Page of Local History Concluded When Catlin & Knox Building Fell

Leavenworth Times, Tuesday Evening, August 30, 1966

The recent collapse of the Catlin and Knox building on Main Street, ended visible evidence of Leavenworth's once importance as a river commercial metropolis of territorial days.

In the late 1850's Leavenworth was the point of supply for a large part of Kansas and the West. Merchandise and supplies of all sorts came up the Missouri River from St. Louis. These goods were unloaded at Leavenworth and then distributed to settlements further west by overland freighters.

It was but natural for a row of two and three story buildings to develop at the closest point was the east side of Main Street between Delaware and Shawnee streets.

The buildings housed wholesalers and jobbers--many early firms known over the West for years to come.

The merchandise was hauled from the steamboats up ramps from the levee directly into the east basement entrances of these structures. Hand powered elevators lifted the goods to street level and higher floors.

Overland freight wagons would lead out of the West Main Street level floors. When trail conditions were dry and favorable it was not unusual for these freight wagons to be backed up, hub to hub, taking on supplies for the long haul, often to Santa Fe.

A Leavenworth bride of the early 1860's, a girl who came from New England, told of her astonishment at discovering most of the team drivers of the freighters to be Mexican. She and her husband occupied rooms in the southwest corner of the Planters Hotel which offered a grandstand seat to watch the freighting activities.

She recalled that in the summer, with open windows, she received a continuous education in conversational Spanish as those trail Mexicans jabbered to each other and it included an almost complete vocabulary of Spanish profanity as they shouted at their mule teams.

As river traffic diminished with the coming of the railroad, a spur track, elevated above the main track by grade from the north was built to serve the east basement entrances of these wholesale buildings. And reshipment by railroad supplanted overland freight hauling to the west.

In 1910 these early day structures were still intact. Some still housed wholesale firms--some became small manufacturing plants and others, storage warehouses.

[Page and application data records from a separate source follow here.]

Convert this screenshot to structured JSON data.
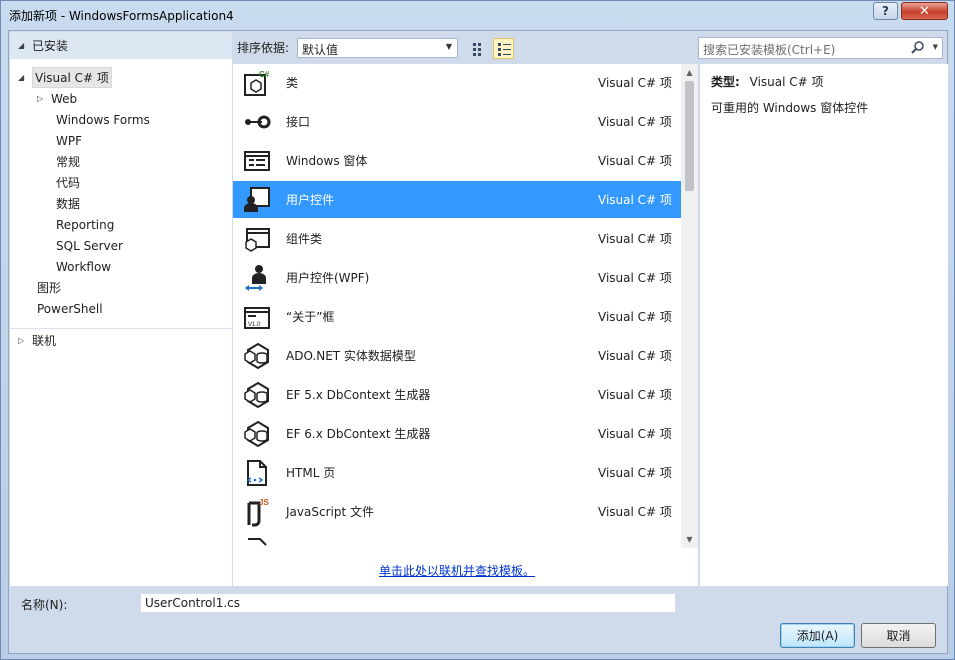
{
  "window": {
    "title": "添加新项 - WindowsFormsApplication4",
    "help_label": "?",
    "close_label": "✕"
  },
  "left_panel": {
    "installed_label": "已安装",
    "tree": [
      {
        "label": "Visual C# 项",
        "expanded": true,
        "selected": true
      },
      {
        "label": "Web",
        "expandable": true
      },
      {
        "label": "Windows Forms"
      },
      {
        "label": "WPF"
      },
      {
        "label": "常规"
      },
      {
        "label": "代码"
      },
      {
        "label": "数据"
      },
      {
        "label": "Reporting"
      },
      {
        "label": "SQL Server"
      },
      {
        "label": "Workflow"
      },
      {
        "label": "图形"
      },
      {
        "label": "PowerShell"
      }
    ],
    "online_label": "联机"
  },
  "toolbar": {
    "sort_label": "排序依据:",
    "sort_value": "默认值",
    "grid_view_icon": "small-icons-view-icon",
    "list_view_icon": "list-view-icon"
  },
  "search": {
    "placeholder": "搜索已安装模板(Ctrl+E)"
  },
  "templates": [
    {
      "name": "类",
      "lang": "Visual C# 项",
      "icon": "class-icon"
    },
    {
      "name": "接口",
      "lang": "Visual C# 项",
      "icon": "interface-icon"
    },
    {
      "name": "Windows 窗体",
      "lang": "Visual C# 项",
      "icon": "windows-form-icon"
    },
    {
      "name": "用户控件",
      "lang": "Visual C# 项",
      "icon": "user-control-icon",
      "selected": true
    },
    {
      "name": "组件类",
      "lang": "Visual C# 项",
      "icon": "component-class-icon"
    },
    {
      "name": "用户控件(WPF)",
      "lang": "Visual C# 项",
      "icon": "wpf-user-control-icon"
    },
    {
      "name": "“关于”框",
      "lang": "Visual C# 项",
      "icon": "about-box-icon"
    },
    {
      "name": "ADO.NET 实体数据模型",
      "lang": "Visual C# 项",
      "icon": "entity-model-icon"
    },
    {
      "name": "EF 5.x DbContext 生成器",
      "lang": "Visual C# 项",
      "icon": "dbcontext-generator-icon"
    },
    {
      "name": "EF 6.x DbContext 生成器",
      "lang": "Visual C# 项",
      "icon": "dbcontext-generator-icon"
    },
    {
      "name": "HTML 页",
      "lang": "Visual C# 项",
      "icon": "html-page-icon"
    },
    {
      "name": "JavaScript 文件",
      "lang": "Visual C# 项",
      "icon": "javascript-file-icon"
    }
  ],
  "online_link": "单击此处以联机并查找模板。",
  "details": {
    "type_label": "类型:",
    "type_value": "Visual C# 项",
    "description": "可重用的 Windows 窗体控件"
  },
  "bottom": {
    "name_label": "名称(N):",
    "name_value": "UserControl1.cs",
    "add_label": "添加(A)",
    "cancel_label": "取消"
  },
  "colors": {
    "selection": "#3399ff",
    "link": "#0033cc",
    "frame": "#cfdaea"
  }
}
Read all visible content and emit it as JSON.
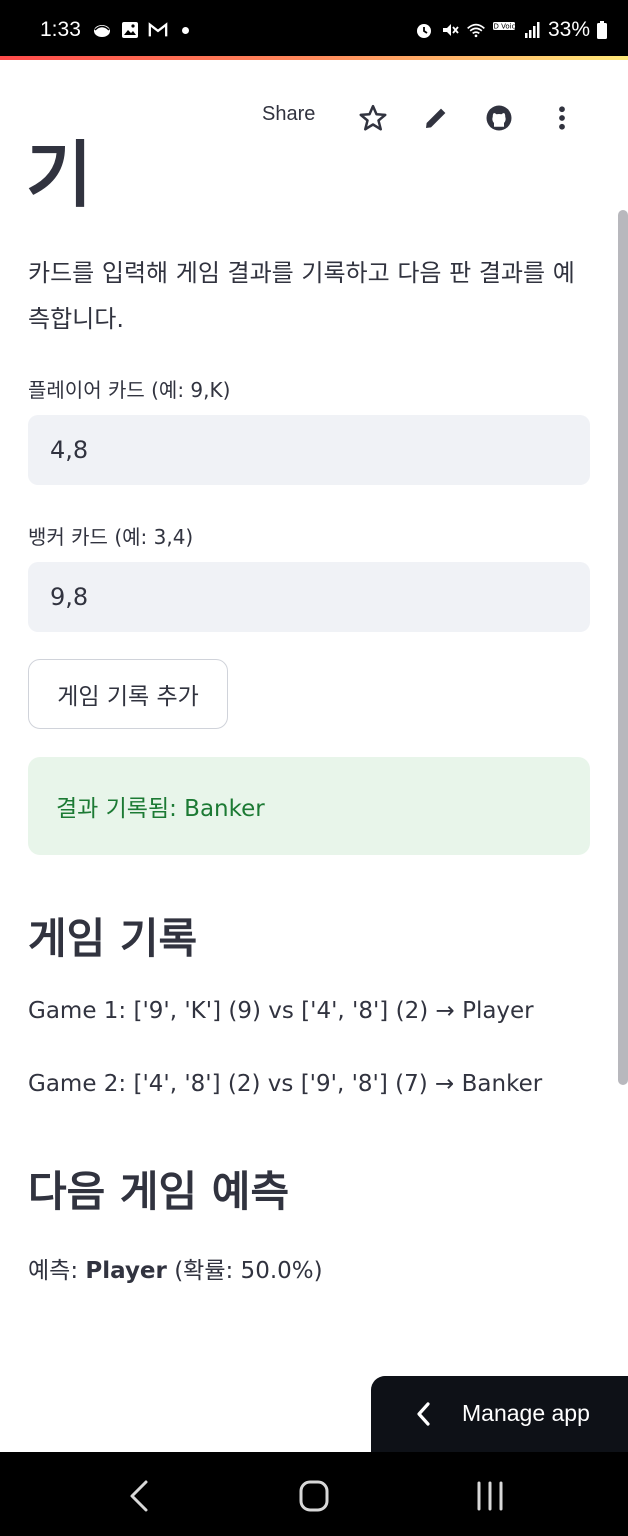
{
  "status_bar": {
    "time": "1:33",
    "left_icons": [
      "cloud-icon",
      "image-icon",
      "gmail-icon"
    ],
    "right_icons": [
      "alarm-icon",
      "mute-icon",
      "wifi-icon",
      "hd-voice-icon",
      "signal-icon"
    ],
    "hd_voice_label": "HD Voice",
    "battery": "33%"
  },
  "toolbar": {
    "share_label": "Share",
    "icons": [
      "star-icon",
      "edit-icon",
      "github-icon",
      "more-vertical-icon"
    ]
  },
  "main": {
    "partial_title": "기",
    "intro": "카드를 입력해 게임 결과를 기록하고 다음 판 결과를 예측합니다.",
    "player_field": {
      "label": "플레이어 카드 (예: 9,K)",
      "value": "4,8"
    },
    "banker_field": {
      "label": "뱅커 카드 (예: 3,4)",
      "value": "9,8"
    },
    "add_button_label": "게임 기록 추가",
    "success_message": "결과 기록됨: Banker",
    "history_heading": "게임 기록",
    "history": [
      "Game 1: ['9', 'K'] (9) vs ['4', '8'] (2) → Player",
      "Game 2: ['4', '8'] (2) vs ['9', '8'] (7) → Banker"
    ],
    "prediction_heading": "다음 게임 예측",
    "prediction": {
      "prefix": "예측: ",
      "result": "Player",
      "suffix": " (확률: 50.0%)"
    }
  },
  "manage_app": {
    "label": "Manage app"
  },
  "colors": {
    "accent_gradient": [
      "#ff4b4b",
      "#ff8a5c",
      "#ffe97a"
    ],
    "success_bg": "#e8f5ea",
    "success_text": "#1c7a34",
    "text": "#31333f",
    "input_bg": "#f0f2f6"
  }
}
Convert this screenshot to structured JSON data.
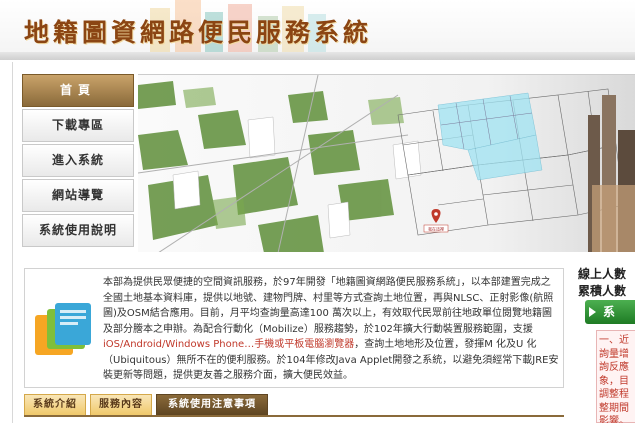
{
  "header": {
    "title": "地籍圖資網路便民服務系統"
  },
  "nav": {
    "items": [
      {
        "label": "首頁"
      },
      {
        "label": "下載專區"
      },
      {
        "label": "進入系統"
      },
      {
        "label": "網站導覽"
      },
      {
        "label": "系統使用說明"
      }
    ]
  },
  "banner": {
    "pin_label": "我在這裡"
  },
  "description": {
    "part1": "本部為提供民眾便捷的空間資訊服務，於97年開發「地籍圖資網路便民服務系統」，以本部建置完成之全國土地基本資料庫，提供以地號、建物門牌、村里等方式查詢土地位置，再與NLSC、正射影像(航照圖)及OSM結合應用。目前，月平均查詢量高達100 萬次以上，有效取代民眾前往地政單位閱覽地籍圖及部分謄本之申辦。為配合行動化（Mobilize）服務趨勢，於102年擴大行動裝置服務範圍，支援",
    "highlight": "iOS/Android/Windows Phone…手機或平板電腦瀏覽器",
    "part2": "，查詢土地地形及位置，發揮M 化及U 化（Ubiquitous）無所不在的便利服務。於104年修改Java Applet開發之系統，以避免須經常下載JRE安裝更新等問題，提供更友善之服務介面，擴大便民效益。"
  },
  "tabs": [
    {
      "label": "系統介紹"
    },
    {
      "label": "服務內容"
    },
    {
      "label": "系統使用注意事項"
    }
  ],
  "right_panel": {
    "online_label": "線上人數",
    "total_label": "累積人數",
    "button_label": "系",
    "notice_lines": [
      "一、近",
      "詢量增",
      "詢反應",
      "象，目",
      "調整程",
      "整期間",
      "影響。"
    ]
  }
}
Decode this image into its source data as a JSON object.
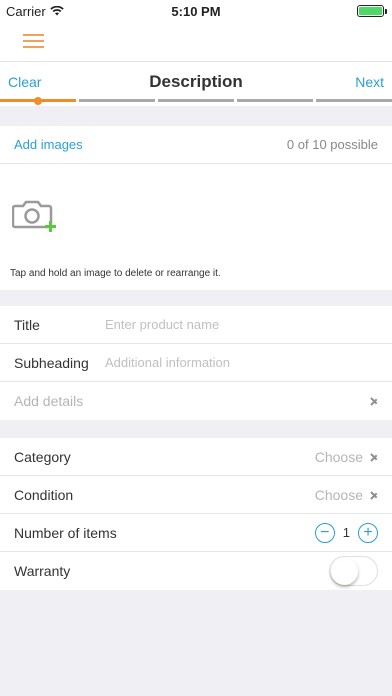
{
  "status_bar": {
    "carrier": "Carrier",
    "time": "5:10 PM"
  },
  "nav": {
    "clear_label": "Clear",
    "title": "Description",
    "next_label": "Next",
    "steps_total": 5,
    "active_step": 1
  },
  "images": {
    "add_label": "Add images",
    "count_text": "0 of 10 possible",
    "hint": "Tap and hold an image to delete or rearrange it."
  },
  "product": {
    "title_label": "Title",
    "title_placeholder": "Enter product name",
    "subheading_label": "Subheading",
    "subheading_placeholder": "Additional information",
    "details_label": "Add details"
  },
  "attributes": {
    "category_label": "Category",
    "category_value": "Choose",
    "condition_label": "Condition",
    "condition_value": "Choose",
    "items_label": "Number of items",
    "items_value": "1",
    "warranty_label": "Warranty",
    "warranty_on": false
  },
  "colors": {
    "accent": "#2a9fd6",
    "progress": "#f28c28",
    "menu": "#f2a15a",
    "add_badge": "#5cc83c"
  },
  "icons": [
    "wifi-icon",
    "battery-icon",
    "menu-icon",
    "camera-add-icon",
    "chevron-right-icon",
    "minus-icon",
    "plus-icon"
  ]
}
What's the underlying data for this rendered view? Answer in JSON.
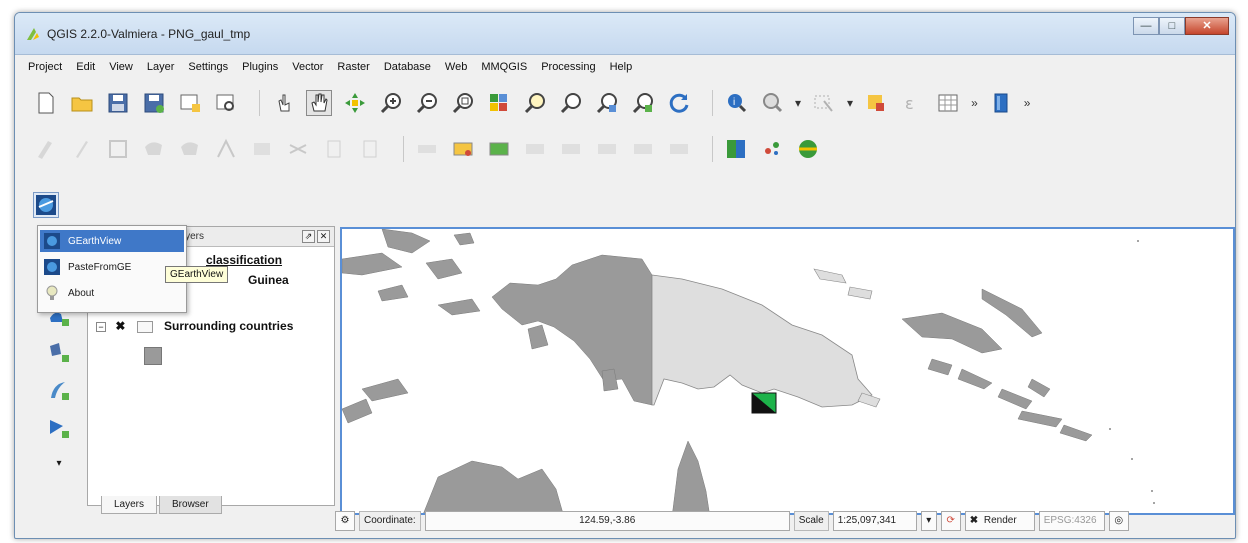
{
  "window": {
    "title": "QGIS 2.2.0-Valmiera - PNG_gaul_tmp",
    "controls": [
      "—",
      "□",
      "✕"
    ]
  },
  "menubar": [
    "Project",
    "Edit",
    "View",
    "Layer",
    "Settings",
    "Plugins",
    "Vector",
    "Raster",
    "Database",
    "Web",
    "MMQGIS",
    "Processing",
    "Help"
  ],
  "toolbar_icons": {
    "row1": [
      "new-project-icon",
      "open-folder-icon",
      "save-icon",
      "save-as-icon",
      "new-print-composer-icon",
      "composer-manager-icon",
      "touch-icon",
      "pan-hand-icon",
      "pan-to-selection-icon",
      "zoom-in-icon",
      "zoom-out-icon",
      "zoom-full-icon",
      "zoom-to-layer-icon",
      "zoom-last-icon",
      "zoom-next-icon",
      "zoom-native-icon",
      "refresh-icon",
      "identify-icon",
      "measure-icon",
      "select-icon",
      "deselect-icon",
      "field-calculator-icon",
      "attribute-table-icon",
      "more-icon",
      "help-icon",
      "more-icon"
    ],
    "row2": [
      "current-edits-icon",
      "toggle-editing-icon",
      "save-edits-icon",
      "add-feature-icon",
      "move-feature-icon",
      "node-tool-icon",
      "delete-selected-icon",
      "cut-icon",
      "copy-icon",
      "paste-icon",
      "label-icon",
      "pin-label-icon",
      "show-hide-label-icon",
      "move-label-icon",
      "rotate-label-icon",
      "change-label-icon",
      "label-config-icon",
      "python-console-icon",
      "globe-icon",
      "gearthview-small-icon"
    ],
    "row3": [
      "gearthview-plugin-icon"
    ]
  },
  "plugin_menu": {
    "items": [
      {
        "label": "GEarthView",
        "icon": "gearthview-icon",
        "highlighted": true
      },
      {
        "label": "PasteFromGE",
        "icon": "paste-from-ge-icon",
        "highlighted": false
      },
      {
        "label": "About",
        "icon": "info-bulb-icon",
        "highlighted": false
      }
    ],
    "tooltip": "GEarthView"
  },
  "layers_panel": {
    "title": "Layers",
    "header_buttons": [
      "⇗",
      "✕"
    ],
    "layer_partial_1": "classification",
    "layer_partial_2": "Guinea",
    "layer_surrounding": "Surrounding countries",
    "tabs": [
      "Layers",
      "Browser"
    ]
  },
  "left_tools": [
    "add-vector-layer-icon",
    "add-raster-layer-icon",
    "add-postgis-layer-icon",
    "add-wms-layer-icon",
    "add-delimited-text-icon",
    "expand-more-icon"
  ],
  "statusbar": {
    "coordinate_label": "Coordinate:",
    "coordinate_value": "124.59,-3.86",
    "scale_label": "Scale",
    "scale_value": "1:25,097,341",
    "render_label": "Render",
    "render_checked": "✖",
    "crs": "EPSG:4326"
  },
  "colors": {
    "highlight": "#3f78c8",
    "png_land": "#dedede",
    "surrounding_land": "#9a9a9a",
    "marker_green": "#1db24a"
  }
}
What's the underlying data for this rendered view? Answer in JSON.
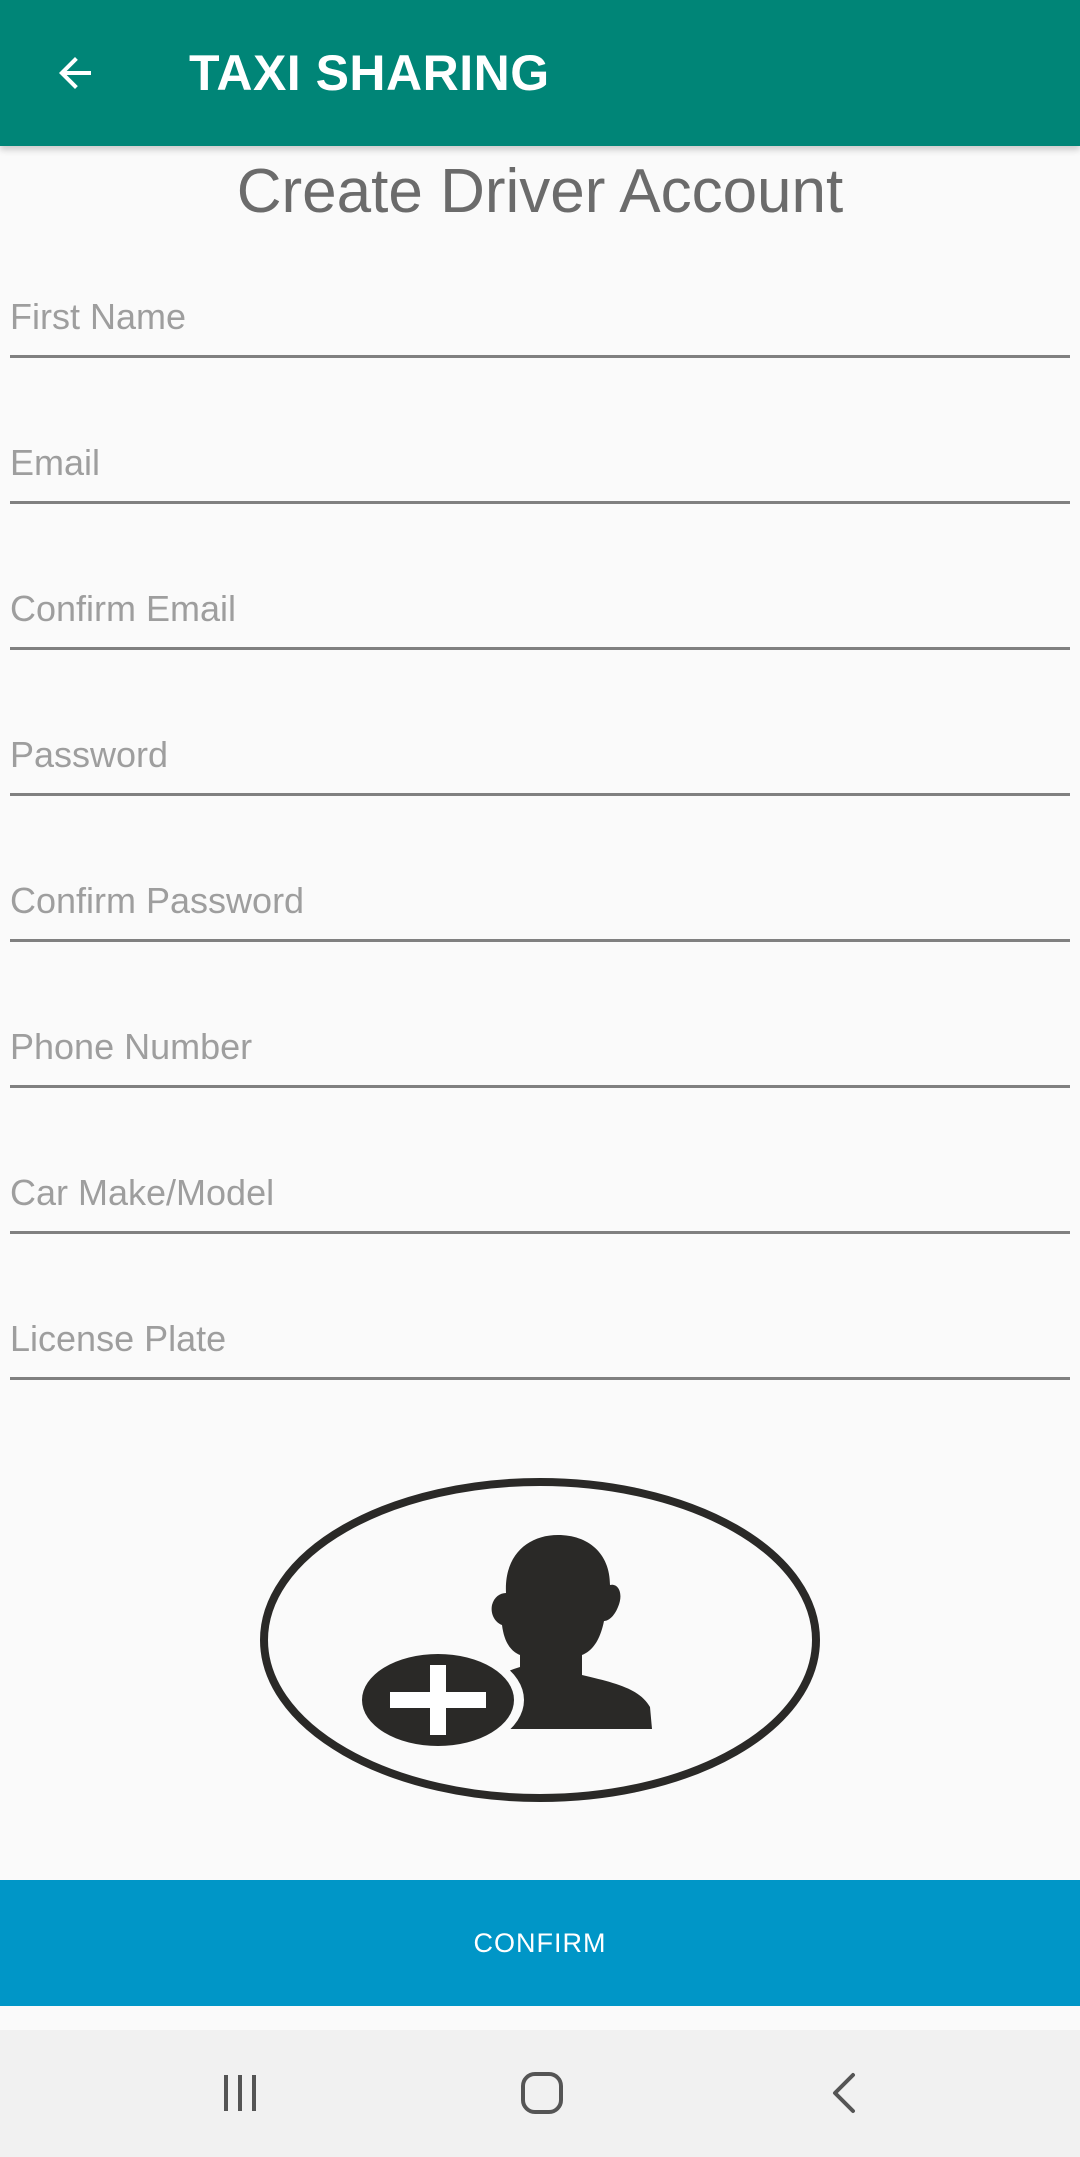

But their primary value, as riverfront structures, had vanished. One by one they disappeared due to fire or razing.

The Catlin and Knox structure survived all of the others by a good 25 years. But time finally caught up with it, also.


Return to Index